You could, but you would have to assign a number of very unusual properties to that something. For example its speed would have be the same relative to all objects, even ones that are moving at very different speeds, to be consistent with the observed behavior of light (Google for "Michelson-Morley Experiment"). That's not a promising start.

20. Nov 14, 2014

### VantagePoint72

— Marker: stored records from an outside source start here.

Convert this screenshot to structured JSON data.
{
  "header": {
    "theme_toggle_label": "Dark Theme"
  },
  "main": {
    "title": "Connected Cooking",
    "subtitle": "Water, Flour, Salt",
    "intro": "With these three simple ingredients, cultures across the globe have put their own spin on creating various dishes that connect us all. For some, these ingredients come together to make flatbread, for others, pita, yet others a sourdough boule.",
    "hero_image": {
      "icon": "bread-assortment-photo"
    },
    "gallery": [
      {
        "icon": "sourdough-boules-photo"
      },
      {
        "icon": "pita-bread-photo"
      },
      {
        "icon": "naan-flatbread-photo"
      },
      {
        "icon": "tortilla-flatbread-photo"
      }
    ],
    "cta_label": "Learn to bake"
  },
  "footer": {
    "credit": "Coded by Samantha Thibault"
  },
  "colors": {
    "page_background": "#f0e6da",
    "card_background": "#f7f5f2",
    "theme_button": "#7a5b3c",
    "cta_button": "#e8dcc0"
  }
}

Wavefunctions don't travel through the vacuum because they don't "live" in physical space. They live in Hilbert space. For a single particle, the wavefunction is a function of just the three spatial coordinates and time so it's easy to (mistakenly) imagine that it's a wave traveling through space. In general, though, the wavefunction of a multi-particle state is a function on the system's configuration space (plus time). So, for example, a system of two particles at $\vec{x_1}$ and $\vec{x_2}$ has a wavefunction $\psi(\vec{x_1},\vec{x_2},t)$. Unlike the one particle case, there is no well-defined value of the wavefunction at a single particular point. Contrast this with, say, the perfectly well-defined height of water at a point, the air pressure at a point, or the electromagnetic field tensor at a point for, respectively, water, sound, and (classical) EM waves which do "live" in real, physical space. The wavefunction doesn't transport energy through the vacuum; the particle(s) it describes does. Thinking of it like a time-varying field on space-time (which is what a physical wave is) is an overly classical way of thinking that can't, for example, account for entanglement and other uniquely quantum phenomena.

Last edited: Nov 14, 2014